Bayesian methods of analysis for cluster randomized trials with binary outcome data

Stat Med. 2001 Feb 15;20(3):453-72. doi: 10.1002/1097-0258(20010215)20:3<453::aid-sim803>;2-l.

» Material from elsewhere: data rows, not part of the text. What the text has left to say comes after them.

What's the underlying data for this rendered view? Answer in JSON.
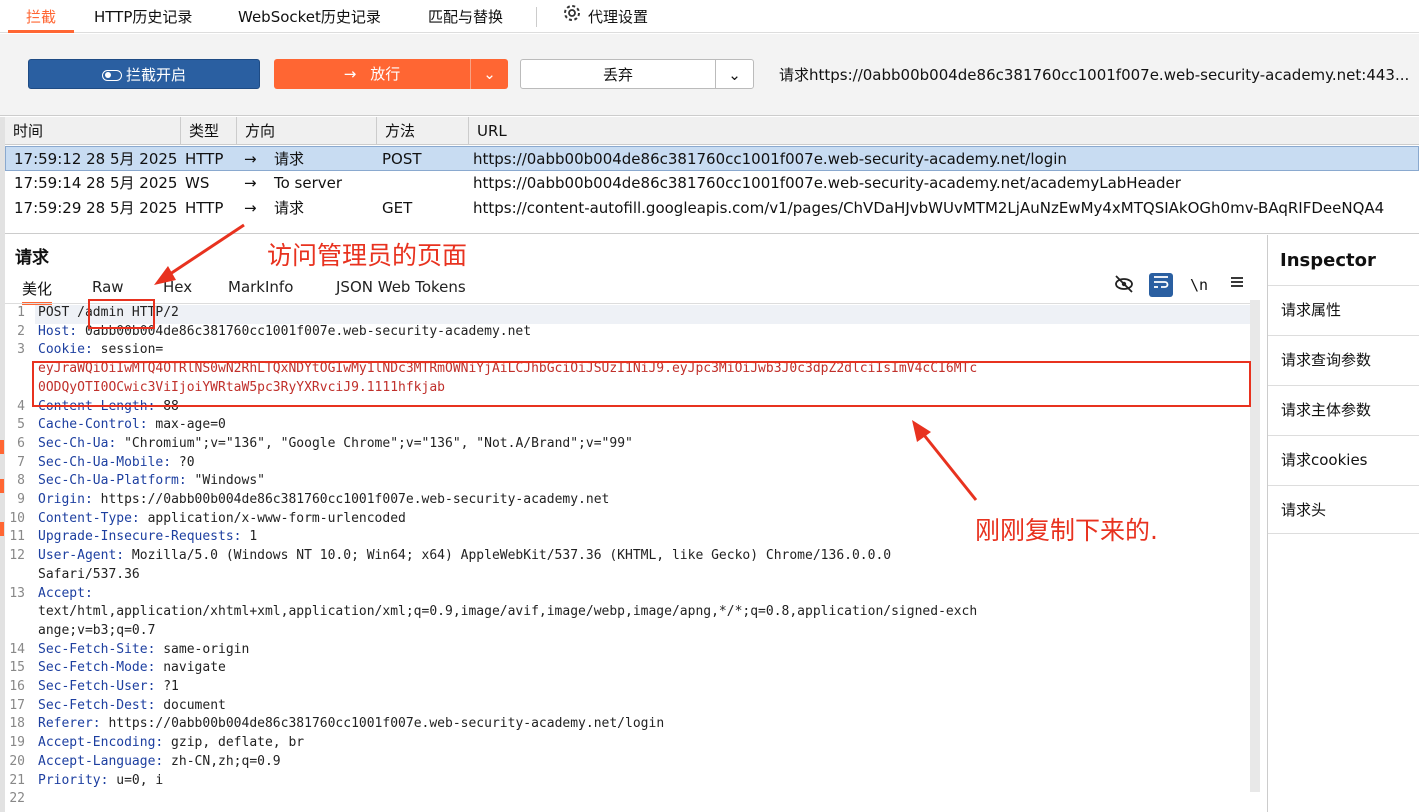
{
  "topnav": {
    "tabs": [
      {
        "label": "拦截"
      },
      {
        "label": "HTTP历史记录"
      },
      {
        "label": "WebSocket历史记录"
      },
      {
        "label": "匹配与替换"
      },
      {
        "label": "代理设置"
      }
    ]
  },
  "toolbar": {
    "intercept_label": "拦截开启",
    "forward_label": "放行",
    "drop_label": "丢弃",
    "request_info": "请求https://0abb00b004de86c381760cc1001f007e.web-security-academy.net:443..."
  },
  "table": {
    "headers": [
      "时间",
      "类型",
      "方向",
      "方法",
      "URL"
    ],
    "rows": [
      {
        "time": "17:59:12 28 5月 2025",
        "type": "HTTP",
        "dir": "请求",
        "method": "POST",
        "url": "https://0abb00b004de86c381760cc1001f007e.web-security-academy.net/login"
      },
      {
        "time": "17:59:14 28 5月 2025",
        "type": "WS",
        "dir": "To server",
        "method": "",
        "url": "https://0abb00b004de86c381760cc1001f007e.web-security-academy.net/academyLabHeader"
      },
      {
        "time": "17:59:29 28 5月 2025",
        "type": "HTTP",
        "dir": "请求",
        "method": "GET",
        "url": "https://content-autofill.googleapis.com/v1/pages/ChVDaHJvbWUvMTM2LjAuNzEwMy4xMTQSIAkOGh0mv-BAqRIFDeeNQA4"
      }
    ]
  },
  "request": {
    "title": "请求",
    "subtabs": [
      "美化",
      "Raw",
      "Hex",
      "MarkInfo",
      "JSON Web Tokens"
    ],
    "newline_label": "\\n",
    "line_numbers": [
      "1",
      "2",
      "3",
      "",
      "",
      "4",
      "5",
      "6",
      "7",
      "8",
      "9",
      "10",
      "11",
      "12",
      "",
      "13",
      "",
      "",
      "14",
      "15",
      "16",
      "17",
      "18",
      "19",
      "20",
      "21",
      "22"
    ],
    "lines": [
      {
        "key": "",
        "val": "POST /admin HTTP/2"
      },
      {
        "key": "Host:",
        "val": " 0abb00b004de86c381760cc1001f007e.web-security-academy.net"
      },
      {
        "key": "Cookie:",
        "val": " session="
      },
      {
        "key": "",
        "val": "eyJraWQiOiIwMTQ4OTRlNS0wN2RhLTQxNDYtOGIwMy1lNDc3MTRmOWNiYjAiLCJhbGciOiJSUzI1NiJ9.eyJpc3MiOiJwb3J0c3dpZ2dlciIsImV4cCI6MTc"
      },
      {
        "key": "",
        "val": "0ODQyOTI0OCwic3ViIjoiYWRtaW5pc3RyYXRvciJ9.1111hfkjab"
      },
      {
        "key": "Content-Length:",
        "val": " 88"
      },
      {
        "key": "Cache-Control:",
        "val": " max-age=0"
      },
      {
        "key": "Sec-Ch-Ua:",
        "val": " \"Chromium\";v=\"136\", \"Google Chrome\";v=\"136\", \"Not.A/Brand\";v=\"99\""
      },
      {
        "key": "Sec-Ch-Ua-Mobile:",
        "val": " ?0"
      },
      {
        "key": "Sec-Ch-Ua-Platform:",
        "val": " \"Windows\""
      },
      {
        "key": "Origin:",
        "val": " https://0abb00b004de86c381760cc1001f007e.web-security-academy.net"
      },
      {
        "key": "Content-Type:",
        "val": " application/x-www-form-urlencoded"
      },
      {
        "key": "Upgrade-Insecure-Requests:",
        "val": " 1"
      },
      {
        "key": "User-Agent:",
        "val": " Mozilla/5.0 (Windows NT 10.0; Win64; x64) AppleWebKit/537.36 (KHTML, like Gecko) Chrome/136.0.0.0"
      },
      {
        "key": "",
        "val": "Safari/537.36"
      },
      {
        "key": "Accept:",
        "val": ""
      },
      {
        "key": "",
        "val": "text/html,application/xhtml+xml,application/xml;q=0.9,image/avif,image/webp,image/apng,*/*;q=0.8,application/signed-exch"
      },
      {
        "key": "",
        "val": "ange;v=b3;q=0.7"
      },
      {
        "key": "Sec-Fetch-Site:",
        "val": " same-origin"
      },
      {
        "key": "Sec-Fetch-Mode:",
        "val": " navigate"
      },
      {
        "key": "Sec-Fetch-User:",
        "val": " ?1"
      },
      {
        "key": "Sec-Fetch-Dest:",
        "val": " document"
      },
      {
        "key": "Referer:",
        "val": " https://0abb00b004de86c381760cc1001f007e.web-security-academy.net/login"
      },
      {
        "key": "Accept-Encoding:",
        "val": " gzip, deflate, br"
      },
      {
        "key": "Accept-Language:",
        "val": " zh-CN,zh;q=0.9"
      },
      {
        "key": "Priority:",
        "val": " u=0, i"
      },
      {
        "key": "",
        "val": ""
      }
    ]
  },
  "inspector": {
    "title": "Inspector",
    "items": [
      "请求属性",
      "请求查询参数",
      "请求主体参数",
      "请求cookies",
      "请求头"
    ]
  },
  "annotations": {
    "admin_note": "访问管理员的页面",
    "cookie_note": "刚刚复制下来的."
  },
  "colors": {
    "accent": "#ff6633",
    "intercept_button": "#2a5fa1",
    "annotation": "#e8321f",
    "selected_row": "#c8dcf2"
  }
}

We explore the potential of Bayesian hierarchical modelling for the analysis of cluster randomized trials with binary outcome data, and apply the methods to a trial randomized by general practice. An approximate relationship is derived between the intracluster correlation coefficient (ICC) and the between-cluster variance used in a hierarchical logistic regression model. By constructing an informative prior for the ICC on the basis of available information, we are thus able implicitly to specify an informative prior for the between-cluster variance. The approach also provides us with a credible interval for the ICC for binary outcome data. Several approaches to constructing informative priors from empirical ICC values are described. We investigate the sensitivity of results to the prior specified and find that the estimate of intervention effect changes very little in this data set, while its interval estimate is more sensitive. The Bayesian approach allows us to assume distributions other than normality for the random effects used to model the clustering. This enables us to gain insight into the robustness of our parameter estimates to the classical normality assumption. In a model with a more complex variance structure, Bayesian methods can provide credible intervals for a difference between two variance components, in order for example to investigate whether the effect of intervention varies across clusters. We compare our results with those obtained from classical estimation, discuss the relative merits of the Bayesian framework, and conclude that the flexibility of the Bayesian approach offers some substantial advantages, although selection of prior distributions is not straightforward.

Publication types

  • Comparative Study
  • Research Support, Non-U.S. Gov't

MeSH terms

  • Bayes Theorem*
  • Breast Neoplasms / prevention & control
  • Cluster Analysis*
  • Computer Simulation
  • England
  • Family Practice
  • Female
  • Health Personnel / education
  • Humans
  • Mammography
  • Mass Screening
  • Monte Carlo Method
  • Patient Compliance
  • Patient Selection
  • Randomized Controlled Trials as Topic / methods*